Work required:
Each line of data below is to be returned exactly, leaving out any picture.

** Records provided follows **

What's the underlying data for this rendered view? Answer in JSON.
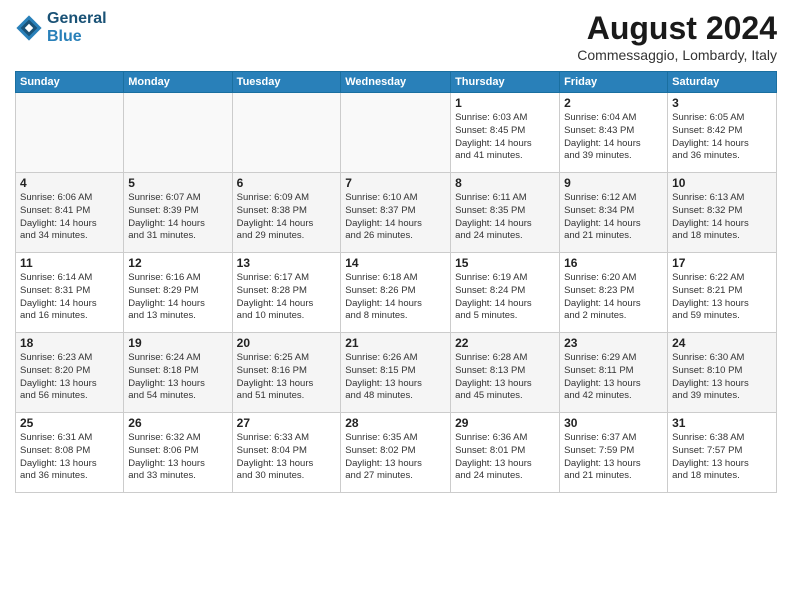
{
  "header": {
    "logo_line1": "General",
    "logo_line2": "Blue",
    "month": "August 2024",
    "location": "Commessaggio, Lombardy, Italy"
  },
  "weekdays": [
    "Sunday",
    "Monday",
    "Tuesday",
    "Wednesday",
    "Thursday",
    "Friday",
    "Saturday"
  ],
  "weeks": [
    [
      {
        "day": "",
        "info": ""
      },
      {
        "day": "",
        "info": ""
      },
      {
        "day": "",
        "info": ""
      },
      {
        "day": "",
        "info": ""
      },
      {
        "day": "1",
        "info": "Sunrise: 6:03 AM\nSunset: 8:45 PM\nDaylight: 14 hours\nand 41 minutes."
      },
      {
        "day": "2",
        "info": "Sunrise: 6:04 AM\nSunset: 8:43 PM\nDaylight: 14 hours\nand 39 minutes."
      },
      {
        "day": "3",
        "info": "Sunrise: 6:05 AM\nSunset: 8:42 PM\nDaylight: 14 hours\nand 36 minutes."
      }
    ],
    [
      {
        "day": "4",
        "info": "Sunrise: 6:06 AM\nSunset: 8:41 PM\nDaylight: 14 hours\nand 34 minutes."
      },
      {
        "day": "5",
        "info": "Sunrise: 6:07 AM\nSunset: 8:39 PM\nDaylight: 14 hours\nand 31 minutes."
      },
      {
        "day": "6",
        "info": "Sunrise: 6:09 AM\nSunset: 8:38 PM\nDaylight: 14 hours\nand 29 minutes."
      },
      {
        "day": "7",
        "info": "Sunrise: 6:10 AM\nSunset: 8:37 PM\nDaylight: 14 hours\nand 26 minutes."
      },
      {
        "day": "8",
        "info": "Sunrise: 6:11 AM\nSunset: 8:35 PM\nDaylight: 14 hours\nand 24 minutes."
      },
      {
        "day": "9",
        "info": "Sunrise: 6:12 AM\nSunset: 8:34 PM\nDaylight: 14 hours\nand 21 minutes."
      },
      {
        "day": "10",
        "info": "Sunrise: 6:13 AM\nSunset: 8:32 PM\nDaylight: 14 hours\nand 18 minutes."
      }
    ],
    [
      {
        "day": "11",
        "info": "Sunrise: 6:14 AM\nSunset: 8:31 PM\nDaylight: 14 hours\nand 16 minutes."
      },
      {
        "day": "12",
        "info": "Sunrise: 6:16 AM\nSunset: 8:29 PM\nDaylight: 14 hours\nand 13 minutes."
      },
      {
        "day": "13",
        "info": "Sunrise: 6:17 AM\nSunset: 8:28 PM\nDaylight: 14 hours\nand 10 minutes."
      },
      {
        "day": "14",
        "info": "Sunrise: 6:18 AM\nSunset: 8:26 PM\nDaylight: 14 hours\nand 8 minutes."
      },
      {
        "day": "15",
        "info": "Sunrise: 6:19 AM\nSunset: 8:24 PM\nDaylight: 14 hours\nand 5 minutes."
      },
      {
        "day": "16",
        "info": "Sunrise: 6:20 AM\nSunset: 8:23 PM\nDaylight: 14 hours\nand 2 minutes."
      },
      {
        "day": "17",
        "info": "Sunrise: 6:22 AM\nSunset: 8:21 PM\nDaylight: 13 hours\nand 59 minutes."
      }
    ],
    [
      {
        "day": "18",
        "info": "Sunrise: 6:23 AM\nSunset: 8:20 PM\nDaylight: 13 hours\nand 56 minutes."
      },
      {
        "day": "19",
        "info": "Sunrise: 6:24 AM\nSunset: 8:18 PM\nDaylight: 13 hours\nand 54 minutes."
      },
      {
        "day": "20",
        "info": "Sunrise: 6:25 AM\nSunset: 8:16 PM\nDaylight: 13 hours\nand 51 minutes."
      },
      {
        "day": "21",
        "info": "Sunrise: 6:26 AM\nSunset: 8:15 PM\nDaylight: 13 hours\nand 48 minutes."
      },
      {
        "day": "22",
        "info": "Sunrise: 6:28 AM\nSunset: 8:13 PM\nDaylight: 13 hours\nand 45 minutes."
      },
      {
        "day": "23",
        "info": "Sunrise: 6:29 AM\nSunset: 8:11 PM\nDaylight: 13 hours\nand 42 minutes."
      },
      {
        "day": "24",
        "info": "Sunrise: 6:30 AM\nSunset: 8:10 PM\nDaylight: 13 hours\nand 39 minutes."
      }
    ],
    [
      {
        "day": "25",
        "info": "Sunrise: 6:31 AM\nSunset: 8:08 PM\nDaylight: 13 hours\nand 36 minutes."
      },
      {
        "day": "26",
        "info": "Sunrise: 6:32 AM\nSunset: 8:06 PM\nDaylight: 13 hours\nand 33 minutes."
      },
      {
        "day": "27",
        "info": "Sunrise: 6:33 AM\nSunset: 8:04 PM\nDaylight: 13 hours\nand 30 minutes."
      },
      {
        "day": "28",
        "info": "Sunrise: 6:35 AM\nSunset: 8:02 PM\nDaylight: 13 hours\nand 27 minutes."
      },
      {
        "day": "29",
        "info": "Sunrise: 6:36 AM\nSunset: 8:01 PM\nDaylight: 13 hours\nand 24 minutes."
      },
      {
        "day": "30",
        "info": "Sunrise: 6:37 AM\nSunset: 7:59 PM\nDaylight: 13 hours\nand 21 minutes."
      },
      {
        "day": "31",
        "info": "Sunrise: 6:38 AM\nSunset: 7:57 PM\nDaylight: 13 hours\nand 18 minutes."
      }
    ]
  ]
}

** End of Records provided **

Your solution:
What's the underlying data for this rendered view? Answer in JSON.
{
  "header": {
    "logo_line1": "General",
    "logo_line2": "Blue",
    "month": "August 2024",
    "location": "Commessaggio, Lombardy, Italy"
  },
  "weekdays": [
    "Sunday",
    "Monday",
    "Tuesday",
    "Wednesday",
    "Thursday",
    "Friday",
    "Saturday"
  ],
  "weeks": [
    [
      {
        "day": "",
        "info": ""
      },
      {
        "day": "",
        "info": ""
      },
      {
        "day": "",
        "info": ""
      },
      {
        "day": "",
        "info": ""
      },
      {
        "day": "1",
        "info": "Sunrise: 6:03 AM\nSunset: 8:45 PM\nDaylight: 14 hours\nand 41 minutes."
      },
      {
        "day": "2",
        "info": "Sunrise: 6:04 AM\nSunset: 8:43 PM\nDaylight: 14 hours\nand 39 minutes."
      },
      {
        "day": "3",
        "info": "Sunrise: 6:05 AM\nSunset: 8:42 PM\nDaylight: 14 hours\nand 36 minutes."
      }
    ],
    [
      {
        "day": "4",
        "info": "Sunrise: 6:06 AM\nSunset: 8:41 PM\nDaylight: 14 hours\nand 34 minutes."
      },
      {
        "day": "5",
        "info": "Sunrise: 6:07 AM\nSunset: 8:39 PM\nDaylight: 14 hours\nand 31 minutes."
      },
      {
        "day": "6",
        "info": "Sunrise: 6:09 AM\nSunset: 8:38 PM\nDaylight: 14 hours\nand 29 minutes."
      },
      {
        "day": "7",
        "info": "Sunrise: 6:10 AM\nSunset: 8:37 PM\nDaylight: 14 hours\nand 26 minutes."
      },
      {
        "day": "8",
        "info": "Sunrise: 6:11 AM\nSunset: 8:35 PM\nDaylight: 14 hours\nand 24 minutes."
      },
      {
        "day": "9",
        "info": "Sunrise: 6:12 AM\nSunset: 8:34 PM\nDaylight: 14 hours\nand 21 minutes."
      },
      {
        "day": "10",
        "info": "Sunrise: 6:13 AM\nSunset: 8:32 PM\nDaylight: 14 hours\nand 18 minutes."
      }
    ],
    [
      {
        "day": "11",
        "info": "Sunrise: 6:14 AM\nSunset: 8:31 PM\nDaylight: 14 hours\nand 16 minutes."
      },
      {
        "day": "12",
        "info": "Sunrise: 6:16 AM\nSunset: 8:29 PM\nDaylight: 14 hours\nand 13 minutes."
      },
      {
        "day": "13",
        "info": "Sunrise: 6:17 AM\nSunset: 8:28 PM\nDaylight: 14 hours\nand 10 minutes."
      },
      {
        "day": "14",
        "info": "Sunrise: 6:18 AM\nSunset: 8:26 PM\nDaylight: 14 hours\nand 8 minutes."
      },
      {
        "day": "15",
        "info": "Sunrise: 6:19 AM\nSunset: 8:24 PM\nDaylight: 14 hours\nand 5 minutes."
      },
      {
        "day": "16",
        "info": "Sunrise: 6:20 AM\nSunset: 8:23 PM\nDaylight: 14 hours\nand 2 minutes."
      },
      {
        "day": "17",
        "info": "Sunrise: 6:22 AM\nSunset: 8:21 PM\nDaylight: 13 hours\nand 59 minutes."
      }
    ],
    [
      {
        "day": "18",
        "info": "Sunrise: 6:23 AM\nSunset: 8:20 PM\nDaylight: 13 hours\nand 56 minutes."
      },
      {
        "day": "19",
        "info": "Sunrise: 6:24 AM\nSunset: 8:18 PM\nDaylight: 13 hours\nand 54 minutes."
      },
      {
        "day": "20",
        "info": "Sunrise: 6:25 AM\nSunset: 8:16 PM\nDaylight: 13 hours\nand 51 minutes."
      },
      {
        "day": "21",
        "info": "Sunrise: 6:26 AM\nSunset: 8:15 PM\nDaylight: 13 hours\nand 48 minutes."
      },
      {
        "day": "22",
        "info": "Sunrise: 6:28 AM\nSunset: 8:13 PM\nDaylight: 13 hours\nand 45 minutes."
      },
      {
        "day": "23",
        "info": "Sunrise: 6:29 AM\nSunset: 8:11 PM\nDaylight: 13 hours\nand 42 minutes."
      },
      {
        "day": "24",
        "info": "Sunrise: 6:30 AM\nSunset: 8:10 PM\nDaylight: 13 hours\nand 39 minutes."
      }
    ],
    [
      {
        "day": "25",
        "info": "Sunrise: 6:31 AM\nSunset: 8:08 PM\nDaylight: 13 hours\nand 36 minutes."
      },
      {
        "day": "26",
        "info": "Sunrise: 6:32 AM\nSunset: 8:06 PM\nDaylight: 13 hours\nand 33 minutes."
      },
      {
        "day": "27",
        "info": "Sunrise: 6:33 AM\nSunset: 8:04 PM\nDaylight: 13 hours\nand 30 minutes."
      },
      {
        "day": "28",
        "info": "Sunrise: 6:35 AM\nSunset: 8:02 PM\nDaylight: 13 hours\nand 27 minutes."
      },
      {
        "day": "29",
        "info": "Sunrise: 6:36 AM\nSunset: 8:01 PM\nDaylight: 13 hours\nand 24 minutes."
      },
      {
        "day": "30",
        "info": "Sunrise: 6:37 AM\nSunset: 7:59 PM\nDaylight: 13 hours\nand 21 minutes."
      },
      {
        "day": "31",
        "info": "Sunrise: 6:38 AM\nSunset: 7:57 PM\nDaylight: 13 hours\nand 18 minutes."
      }
    ]
  ]
}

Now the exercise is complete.